photo credit: deniscollette via flickr

Is there such a thing as “too social?”

Diluted When I talk to clients and colleagues about social networks, most think of LinkedIn and Facebook.  A few more familiar with social media will talk about Twitter and other bookmarking tools like Delicious and StumbleUpon.  Lately, I am seeing niche social networks pop up through Ning and other tools.  With the profileration of community building online, is there a danger that communities become too diluted?

Take the following examples.  I was recently recruited by the business folks behind local Boston sports personality Jerry Remy to join, a community for passionate Red Sox fans.  Within minutes of joining, I had a few dozen connection requests from complete strangers – our only bond a passion for the good guys.  The community allows "friending," blog posts that are proprietary to the network, and the equivalent of Facebook wall posts.  The Boston chapter of the American Marketing Association has also changed up how folks interact with the site adding many social features, like ""friending" and wall posts as well.  (It's actually pretty slick – if you are a member please feel free to connect with me.)  Not too shabby. 

Here's the problem: I want to go to one place, one portal, to get all of my social activity.  I'd almost prefer the front end of Facebook as a single 'portal' that I can access from there, and to maintain contacts in one place.  Do we really need to perpetuate the YASN acronym?  Yet another social network?  I love the idea of connecting with other Sox fans, but I don't like the idea of another profile to update, another source of BACN with all of the connection requests, etc.  There is lots of proprietary content on Sawxheads, and maybe if I could RSS stream the activity to Google Reader it would be a lot easier to digest in one place.

There are startups looking to carry the torch on being content aggregators, whether it's merging activity streams to centralizing the management of profiles.  It seems a long ways off before the pain becomes so compelling that these services will emerge as mainstream…but I think it's going in that direction.  In some upcoming posts I am going to explore the functionality of some of these tools, thanks to some of the folks who have reached out to me to ask for a point of view.  This could be interesting – but hopefully each solves a fundamental problem of spreading out that social goodness too thinly.

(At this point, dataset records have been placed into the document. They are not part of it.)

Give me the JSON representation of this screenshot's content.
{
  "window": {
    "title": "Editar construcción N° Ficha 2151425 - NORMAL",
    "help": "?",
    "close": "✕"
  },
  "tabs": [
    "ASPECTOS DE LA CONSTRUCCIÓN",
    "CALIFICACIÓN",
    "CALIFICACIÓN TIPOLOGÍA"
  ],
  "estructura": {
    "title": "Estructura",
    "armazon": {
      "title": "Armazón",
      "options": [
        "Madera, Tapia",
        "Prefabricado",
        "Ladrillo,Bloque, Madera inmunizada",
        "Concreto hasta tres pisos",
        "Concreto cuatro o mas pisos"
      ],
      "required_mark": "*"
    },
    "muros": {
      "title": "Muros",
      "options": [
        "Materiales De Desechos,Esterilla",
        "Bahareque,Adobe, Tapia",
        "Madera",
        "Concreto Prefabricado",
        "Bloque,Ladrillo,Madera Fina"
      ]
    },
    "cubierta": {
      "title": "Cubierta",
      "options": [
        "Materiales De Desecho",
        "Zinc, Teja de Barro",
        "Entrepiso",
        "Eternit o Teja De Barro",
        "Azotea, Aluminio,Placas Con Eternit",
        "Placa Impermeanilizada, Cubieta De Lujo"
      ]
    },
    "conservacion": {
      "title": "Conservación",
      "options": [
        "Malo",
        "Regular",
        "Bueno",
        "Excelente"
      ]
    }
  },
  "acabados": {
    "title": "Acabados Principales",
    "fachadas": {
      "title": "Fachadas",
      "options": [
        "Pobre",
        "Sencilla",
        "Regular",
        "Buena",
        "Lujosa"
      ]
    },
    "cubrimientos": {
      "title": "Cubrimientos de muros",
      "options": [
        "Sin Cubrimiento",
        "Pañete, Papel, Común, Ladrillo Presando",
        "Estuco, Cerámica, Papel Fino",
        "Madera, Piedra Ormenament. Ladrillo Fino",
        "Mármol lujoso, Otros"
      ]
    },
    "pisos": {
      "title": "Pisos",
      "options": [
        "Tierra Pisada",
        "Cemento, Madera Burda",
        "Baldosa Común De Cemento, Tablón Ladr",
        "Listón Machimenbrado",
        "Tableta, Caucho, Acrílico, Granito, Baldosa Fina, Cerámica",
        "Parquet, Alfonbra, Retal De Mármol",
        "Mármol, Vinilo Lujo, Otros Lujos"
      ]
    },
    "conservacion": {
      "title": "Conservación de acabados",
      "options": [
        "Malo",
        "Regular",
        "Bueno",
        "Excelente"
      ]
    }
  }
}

Photo credit: cayusa via Flickr

Gary Vaynerchuk Brings More Than Wine to Boston

Last week I had the sincere pleasure of attending a great social media event in Boston, a live taping of Wine Library TV.  Gary Vaynerchuk is not only perhaps the most passionate wine enthusiast out there, he’s hilarious and has a personality fit for a burgeoning online TV show.  His book tour (for Gary Vaynerchuk’s 101 Wines Guaranteed to Inspire, Delight, and Bring Thunder to Your World) brought him to Boston, where after filming the show he conducted a live Q&A.  His show and website encompass everything about community, and Gary himself mentioned he spends 18 hours a day working with his community.  (He’s actively responding to folks on Twitter and popping up on many blog posts from the event, among other things).  Bottom line: he has an uncanny knack to bring people together.  I met too many people to mention who I had previously only known on Twitter or through the Social Media Breakfast series in Boston (I’m still searching for a one-word term to describe that).

Gary’s site leverages everything Web 2.0 has to offer and is clear proof that good content is best served online, where a community can gobble it up.  Thanks Gary, for sharing your experiences with the Boston social media crew, and thanks to Dmitri Gunn and the PerkettPR team for organizing.  Thanks also to the many sponsors (Barnes & Noble – Boston University, Mzinga, Matchmine, Pour Favor, Select Wine Imports, and Beautiful Things by Charise) for running a great night. 

Even if you’ve never had wine before I’d recommend watching this and signing up to see future episodes.